Under a physician’s guidance, medical marijuana is not considered haram if it’s being used to treat a valid medical issue. Yet, more conservative Muslims may debate the extent to which ailments like PMS or generalized anxiety are as legitimate a medical reason to use cannabis as more terminal illnesses like cancer or epilepsy.
“My interpretation of whether or not a substance itself is haram, or prohibited, depends on intention,” says Ali. “The intention of behavior in Islam is one of the most crucial determining factors for whether something is wrong.” While someone’s intention and behavior are still up for interpretation by others, the way an individual reconciles their cannabis use and Islamic observance is quite personal.
That said, it’s almost unanimously agreed upon that the recreational use of cannabis contradicts the maqasid al-Sharia, or the higher aims and objectives of Islamic law.
In practice though, the presence of cannabis throughout Muslim regions tells a different story.
For centuries, hashish has been grown and traded throughout the Arab world, with Morocco and Afghanistan among the top providers. Meanwhile, in 2014, the Grand Ayatollah Sayyad Mohammad Sadeq Hussaini Rohani in Qom, Iran, issued a fatwa, or religious legal ruling, that entheogens (spiritual plant medicines) and psychedelics are halal for Shi’i Muslims under supervision. He also ruled that these plant substances don’t impair the mind or spirit. Rohani’s fatwa was prompted by an inquiry from Sufi mystic and Islamic scholar Wahid Azal from Lebanon.

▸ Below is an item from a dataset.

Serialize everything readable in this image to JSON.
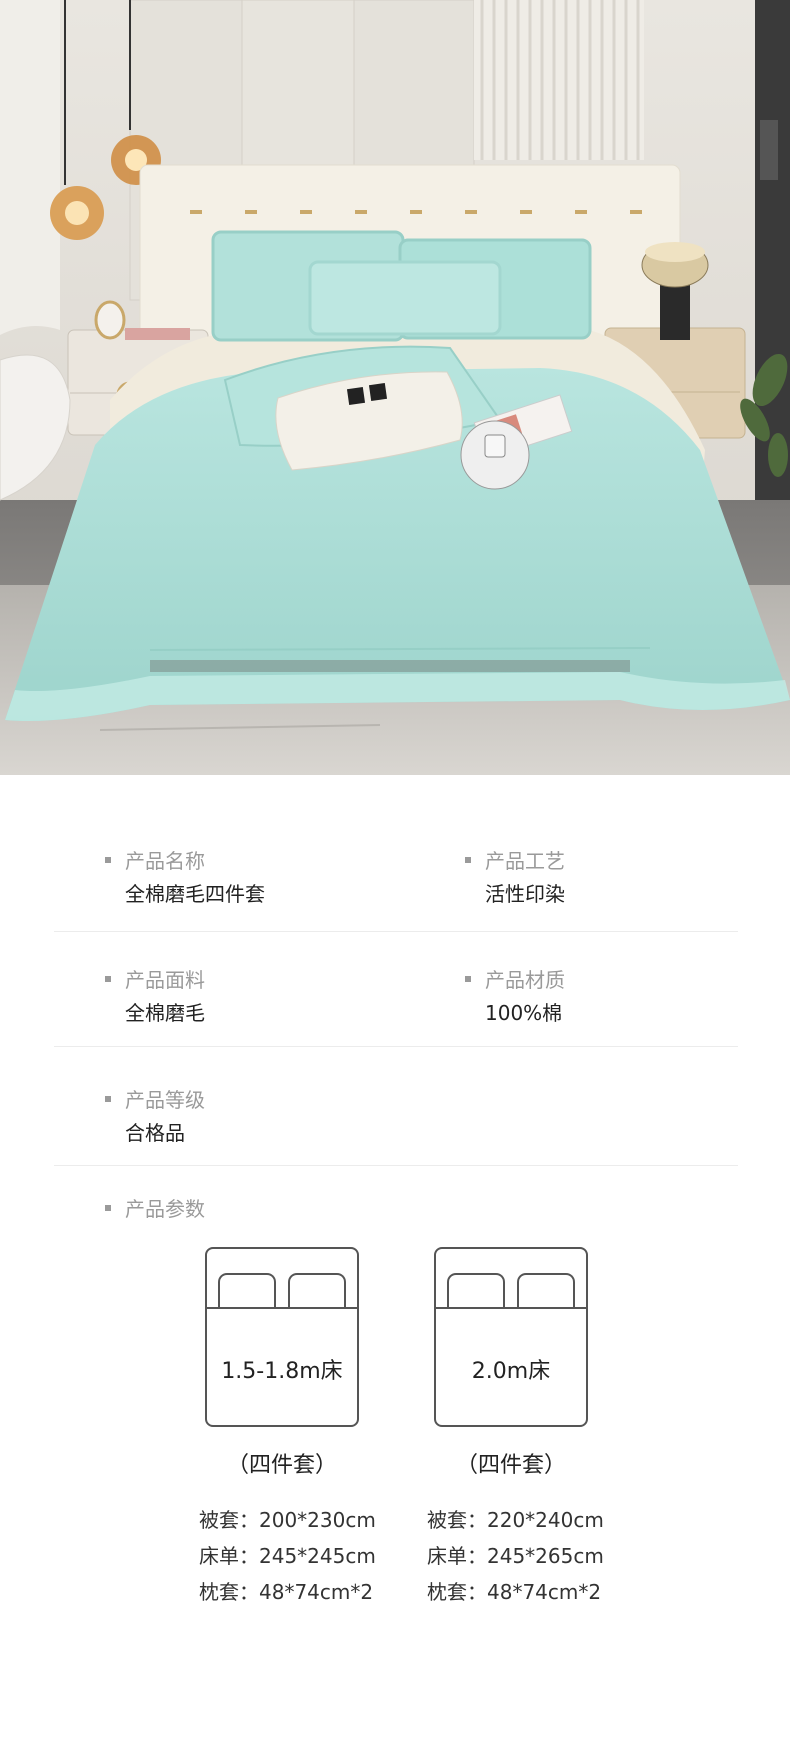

So even if cannabis for recreational use is haram, it has been nearly ubiquitous nonetheless in Muslim-majority countries, especially among lower classes and for spiritual uses among the Sufi. According to legend, Haydar, the Persian founder of Sufism, stumbled upon a cannabis plant while wandering in the mountains. He ate the leaves and returned to his monastery talkative and spirited. In A Comprehensive Guide to Cannabis Literature, Ernest Abel, recounts how Haydar finally told his peers what he ate that made him so happy — so they, too, ventured into the mountains to try the cannabis plant and uncover the “pleasures of hashish.”
Madison is a New York/Los Angeles-based writer, with a specialty covering cannabis, drug policy, and Jewish life. Follow her on Twitter @margolinmadison